Stealth Inc: A Clone in the Dark Review
Posted by Greg Giddens
Out of sight
Fresh from a successful period on the PC – with a name too crude to be published here – Curve Studios has transposed its undercover espionage excursion to the PlayStation 3 and Vita. However, while its title may be slightly less colourful, Stealth Inc: A Clone in the Dark retains the assets that made its computer counterpart great: tense stealth action at a much prompter pace.
The game's unique take on covert operations makes for a refreshing experience that's perfectly geared towards slender play sessions. Stages are short and can be completed in a span of 30 seconds to a minute, a trait which leapfrogs the laborious nature of traditional stealth games. However, the release is not a simple strut in the shadows, as traps, surveillance equipment, and more will be keeping a furtive eye on your underhand activities. Fortunately, the title maintains its pick-up-and-go sensibilities, with frequent checkpoints instantaneously deploying replacement clones should you get caught. It's essentially Super Meat Boy meets Splinter Cell – and that's awesome.
Donning a set of spy goggles and a stealth suit, you're tasked with opening and passing through exits in a series of science facility test rooms, trying your best to complete each trial in the swiftest time possible and with the fewest deaths. Computer terminals need to be hacked in order to open the aforementioned escapes, while switches can be interacted with to alter the environments. Puzzles involve toggling lights, activating mobile platforms, and more. The conundrums are accompanied by some precision platforming elements, as you leap across gaps, traverse ledges, and dodge deadly robotic menaces such as security cameras, sentry turrets, laser beams, and more.
The stages are snappy and neatly designed, challenging your speedy stealth skills and actively encouraging experimentation as you overcome traps. Dying is a common occurrence, as you figure out the flow of the level. However, much like in Hotline Miami, the instant respawn system and generous checkpoints make death trivial, and prompt you to keep playing. You're expected to fail and make mistakes, and the game actively acknowledges that. Messages can be spotted on walls, ranging from patronising encouragement to taunts.

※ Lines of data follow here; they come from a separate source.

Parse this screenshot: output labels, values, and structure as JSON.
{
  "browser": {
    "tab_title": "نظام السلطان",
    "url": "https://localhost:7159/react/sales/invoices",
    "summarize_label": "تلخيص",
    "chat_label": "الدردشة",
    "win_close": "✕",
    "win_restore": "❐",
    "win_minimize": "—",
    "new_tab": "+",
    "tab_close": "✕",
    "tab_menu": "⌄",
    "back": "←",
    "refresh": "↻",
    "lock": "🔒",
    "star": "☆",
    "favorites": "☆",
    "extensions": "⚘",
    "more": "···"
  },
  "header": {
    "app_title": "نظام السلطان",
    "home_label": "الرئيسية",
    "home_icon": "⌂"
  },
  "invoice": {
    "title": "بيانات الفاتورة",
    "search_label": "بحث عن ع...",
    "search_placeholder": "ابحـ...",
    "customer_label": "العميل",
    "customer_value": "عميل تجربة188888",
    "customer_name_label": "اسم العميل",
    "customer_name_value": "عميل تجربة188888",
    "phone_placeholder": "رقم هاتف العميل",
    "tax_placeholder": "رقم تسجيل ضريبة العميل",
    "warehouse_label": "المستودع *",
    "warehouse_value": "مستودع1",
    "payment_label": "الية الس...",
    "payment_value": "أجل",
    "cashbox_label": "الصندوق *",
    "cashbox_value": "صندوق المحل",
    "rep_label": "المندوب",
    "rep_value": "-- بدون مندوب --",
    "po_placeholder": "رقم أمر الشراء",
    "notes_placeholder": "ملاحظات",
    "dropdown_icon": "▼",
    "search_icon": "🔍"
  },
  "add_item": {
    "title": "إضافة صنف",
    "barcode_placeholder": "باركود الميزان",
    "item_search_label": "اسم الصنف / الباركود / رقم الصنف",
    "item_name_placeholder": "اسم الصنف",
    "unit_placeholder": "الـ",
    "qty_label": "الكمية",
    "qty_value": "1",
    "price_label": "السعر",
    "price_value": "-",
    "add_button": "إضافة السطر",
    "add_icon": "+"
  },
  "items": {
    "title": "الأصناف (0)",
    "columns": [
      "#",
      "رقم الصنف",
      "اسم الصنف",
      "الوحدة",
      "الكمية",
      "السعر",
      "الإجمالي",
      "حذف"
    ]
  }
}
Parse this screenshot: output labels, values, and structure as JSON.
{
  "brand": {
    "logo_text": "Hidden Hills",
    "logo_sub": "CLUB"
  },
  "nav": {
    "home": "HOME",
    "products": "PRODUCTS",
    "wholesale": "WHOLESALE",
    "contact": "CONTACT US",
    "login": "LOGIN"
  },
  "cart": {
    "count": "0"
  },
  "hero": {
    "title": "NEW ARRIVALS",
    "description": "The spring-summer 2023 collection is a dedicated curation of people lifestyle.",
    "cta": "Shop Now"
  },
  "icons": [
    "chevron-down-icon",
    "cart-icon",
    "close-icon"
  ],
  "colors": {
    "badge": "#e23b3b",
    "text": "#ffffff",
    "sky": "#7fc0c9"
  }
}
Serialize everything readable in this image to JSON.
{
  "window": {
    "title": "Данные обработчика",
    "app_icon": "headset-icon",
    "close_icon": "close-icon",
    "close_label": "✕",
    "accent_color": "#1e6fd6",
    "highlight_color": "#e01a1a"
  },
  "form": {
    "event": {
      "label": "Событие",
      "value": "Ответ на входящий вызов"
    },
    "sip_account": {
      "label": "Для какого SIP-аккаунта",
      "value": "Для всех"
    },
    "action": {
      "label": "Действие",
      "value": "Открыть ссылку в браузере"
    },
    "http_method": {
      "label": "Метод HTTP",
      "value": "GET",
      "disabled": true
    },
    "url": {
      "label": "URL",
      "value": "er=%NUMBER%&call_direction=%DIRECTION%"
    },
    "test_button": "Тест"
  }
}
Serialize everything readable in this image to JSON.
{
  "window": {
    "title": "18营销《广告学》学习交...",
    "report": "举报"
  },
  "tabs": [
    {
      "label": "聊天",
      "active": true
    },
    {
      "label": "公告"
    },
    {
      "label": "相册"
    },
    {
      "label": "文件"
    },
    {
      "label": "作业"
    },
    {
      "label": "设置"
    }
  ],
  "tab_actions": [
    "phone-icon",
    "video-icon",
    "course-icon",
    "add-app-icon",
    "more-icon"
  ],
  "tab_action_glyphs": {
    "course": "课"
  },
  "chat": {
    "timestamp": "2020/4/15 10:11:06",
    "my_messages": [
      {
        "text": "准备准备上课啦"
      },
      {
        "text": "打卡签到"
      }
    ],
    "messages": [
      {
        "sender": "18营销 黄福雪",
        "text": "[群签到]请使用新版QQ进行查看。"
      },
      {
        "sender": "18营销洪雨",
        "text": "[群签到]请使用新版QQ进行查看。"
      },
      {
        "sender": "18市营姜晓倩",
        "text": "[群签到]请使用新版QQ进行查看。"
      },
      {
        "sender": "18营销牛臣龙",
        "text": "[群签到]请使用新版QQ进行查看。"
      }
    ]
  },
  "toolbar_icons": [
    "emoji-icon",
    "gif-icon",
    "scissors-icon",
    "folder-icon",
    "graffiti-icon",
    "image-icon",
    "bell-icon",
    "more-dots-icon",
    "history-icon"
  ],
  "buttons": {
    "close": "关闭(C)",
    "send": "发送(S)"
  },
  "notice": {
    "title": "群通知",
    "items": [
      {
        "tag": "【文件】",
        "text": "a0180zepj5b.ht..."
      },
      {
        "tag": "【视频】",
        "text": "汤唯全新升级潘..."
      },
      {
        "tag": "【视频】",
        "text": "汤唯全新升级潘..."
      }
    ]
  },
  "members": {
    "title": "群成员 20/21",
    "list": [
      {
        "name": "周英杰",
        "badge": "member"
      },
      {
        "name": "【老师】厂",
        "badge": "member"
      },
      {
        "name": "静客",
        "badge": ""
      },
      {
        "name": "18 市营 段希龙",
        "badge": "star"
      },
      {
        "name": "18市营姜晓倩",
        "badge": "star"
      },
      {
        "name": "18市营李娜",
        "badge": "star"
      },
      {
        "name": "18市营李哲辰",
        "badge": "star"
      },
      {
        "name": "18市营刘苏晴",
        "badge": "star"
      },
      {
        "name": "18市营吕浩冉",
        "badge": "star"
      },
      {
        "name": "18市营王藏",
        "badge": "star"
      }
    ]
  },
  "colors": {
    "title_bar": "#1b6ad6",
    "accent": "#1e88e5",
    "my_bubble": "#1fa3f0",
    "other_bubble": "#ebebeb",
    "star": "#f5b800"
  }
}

It's wonderfully self-aware.
Levels grow in complexity as you progress, incorporating teleporters and more. It's these stages that demand the most from you, but feel exceptionally rewarding as a result. At the end of each block of objectives is a boss, testing everything that you've encountered previously in a devious mass of security circuitry. Prompting your humanoid to make a mockery out of these adversaries, your hands a blur as you operate on instinct, is quite a thrill. And this is furthered by the online leaderboards, which offer an excellent incentive to replay levels and cut down your times.
Scoreboards aren't your only option for sticking with the game, though, as there are collectible helixes, bonus levels, and additional spy suits to unlock. These extra costumes augment you with additional gadgetry to shave seconds off your best times, so it's worth experimenting with them all. One outfit, for example, equips you with temporary invisibility, allowing you to step out of the shadows without fear of instant death. There's even a level editor, comprising an intuitive set of tools that allow you to easily create your own devilish challenges. However, it's a shame that there's no way to currently share and download new stages composed by the community.
Regardless, you can power through the campaign and construct your own trials on the move, as the title is playable on both the PS3 and Vita. The release supports full cross-buy, and even a cloud save option for swiftly switching between the platforms. However, the game looks best on Sony's handheld, with the small screen enhancing the title's sharp sprites. Irrespective of platform, though, it can be a dull affair, partly due to the covert theme. There are some nice touches – your clone's goggles change colour to denote whether you're visible, for example – but on the whole, it's a little drab. Given the dystopian science facility setting, there was an opportunity to rival Portal here, but that potential largely goes unfulfilled from a graphical perspective.
Stealth Inc: A Clone in the Dark sneaks past the usual tactical espionage action tropes, serving up a fast-paced adventure that's enjoyable in short bursts. While the release could have used a little more visual impact, the leaderboard loop is moreish, and there's plenty to do. Keep your viewfinder focused on this one, and don't let it slip you by.